I hear this same argument from clients who want me to unblock Napster. If you look at the definition of censorship, it becomes fairly clear that when a private company decides to block certain types of content from its private network, that is not censorship. In order to "censor" Napster, or, or anything else, I would have to block (or at least attempt to block) every possible access to it, rather than simply blocking it from my company's private network.

The New.Net approach doesn't add new TLDs. It is an application solution,
piggybacked on existing TLDs.

It essentially consists of replacing DNS with something else, that
unfortunately still requires DNS to function. It is, in a word, parasitic.

Perhaps we need a tld or a group of tld's which are analogous to RFC1918

I concur, it's elegantly easy and follows with accepted prior ways of
dealing with things.

The only hard part id everyone agreeing on the tld(s).

Internally, we use: .local

Yea, I know it's long, more than 3 chars but it works.

Incorrect. There are multiple ways in which to enable access, one of them
is with an application, the other method involves reconfiguration of DNS
servers/resolvers.

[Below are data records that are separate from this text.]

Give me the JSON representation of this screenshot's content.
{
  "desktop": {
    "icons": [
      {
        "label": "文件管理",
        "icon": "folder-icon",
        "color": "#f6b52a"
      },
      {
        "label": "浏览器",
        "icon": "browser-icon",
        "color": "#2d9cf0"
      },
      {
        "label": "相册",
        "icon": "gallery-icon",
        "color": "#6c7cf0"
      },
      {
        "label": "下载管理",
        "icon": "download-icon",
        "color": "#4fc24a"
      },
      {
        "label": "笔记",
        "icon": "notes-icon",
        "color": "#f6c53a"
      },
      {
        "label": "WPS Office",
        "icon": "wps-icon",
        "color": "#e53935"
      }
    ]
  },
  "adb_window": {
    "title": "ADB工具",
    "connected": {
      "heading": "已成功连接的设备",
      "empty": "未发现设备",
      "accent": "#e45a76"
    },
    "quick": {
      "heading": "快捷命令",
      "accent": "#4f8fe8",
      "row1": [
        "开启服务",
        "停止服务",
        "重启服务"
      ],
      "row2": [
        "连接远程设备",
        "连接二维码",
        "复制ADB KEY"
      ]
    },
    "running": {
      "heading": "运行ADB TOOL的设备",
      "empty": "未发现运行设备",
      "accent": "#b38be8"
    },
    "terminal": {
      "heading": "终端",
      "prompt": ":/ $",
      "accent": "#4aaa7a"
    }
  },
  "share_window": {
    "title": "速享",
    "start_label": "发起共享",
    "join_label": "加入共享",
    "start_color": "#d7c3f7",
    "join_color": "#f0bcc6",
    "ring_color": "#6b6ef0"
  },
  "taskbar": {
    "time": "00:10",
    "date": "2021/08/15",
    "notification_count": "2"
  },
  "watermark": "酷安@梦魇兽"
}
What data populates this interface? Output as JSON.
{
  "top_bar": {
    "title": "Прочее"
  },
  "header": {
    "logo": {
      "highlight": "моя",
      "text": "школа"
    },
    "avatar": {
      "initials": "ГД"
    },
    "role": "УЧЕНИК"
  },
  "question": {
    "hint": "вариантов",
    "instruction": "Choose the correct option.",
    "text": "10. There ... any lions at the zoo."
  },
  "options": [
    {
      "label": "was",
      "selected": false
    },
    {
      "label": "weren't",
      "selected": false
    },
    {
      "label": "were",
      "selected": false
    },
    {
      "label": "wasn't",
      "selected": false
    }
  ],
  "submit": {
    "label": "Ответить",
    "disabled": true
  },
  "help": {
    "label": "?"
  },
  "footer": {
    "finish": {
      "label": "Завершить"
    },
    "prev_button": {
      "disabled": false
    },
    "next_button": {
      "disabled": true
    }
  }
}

When a registration happens, a user receives two
registrations: one in the TLD that they are registering under, and one
under for compatibility with the legacy root system.

I'm choosing to stay out of the rest of this argument as it has been
beaten to death previously, but wanted to clear up technical

There was some mention (cue bill) at the last IETF about an endorsement of
'.int' for internal networks by some insert-dns-clueless-company-here.
which of course sends (significant?) unwanted traffic towards the .int

A better step would be to thoroughly endorse .private or similar, and have
the distributed root.hints file point it back to the local nameserver, so
such dns traffic does not end up on the cruel and heartless internet.

Of course, lack of clue when setting up internal networks will always
happen (such as allowing those queries out, or not setting up a correct
private tree off your regular domain etc etc).

Did you mean "" as "the local nameserver", or did you mean "some
magic to direct it to the same IP as the nameserver is listening on"?

It's quite possible that the nameserver running on the local machine isn't
actually listening on the loopback address. Of course, in this case,
routing .private to might be considered a feature, not a bug.. :wink:

There has been much talk of the introduction of new TLDs -- either new
ICANN/DoC ones or those of the likes of New.Net -- affecting the "stability"
of the Internet. And yet so far on all the lists, not just this one, I have
not seen a single example of how the "stability" would or could be affected
by such introductions. Can anyone give me even one example?

Uh, this is a Forbidden Topic on this list. Even one example could
affect the stability of the Internet :expressionless:

all i have to add to this discussion is that i await the time when i
can register index.html as a domain name. it seems to me that someone
will miss the significance of that at some point in setting an
"alternate root" and make really strange waves.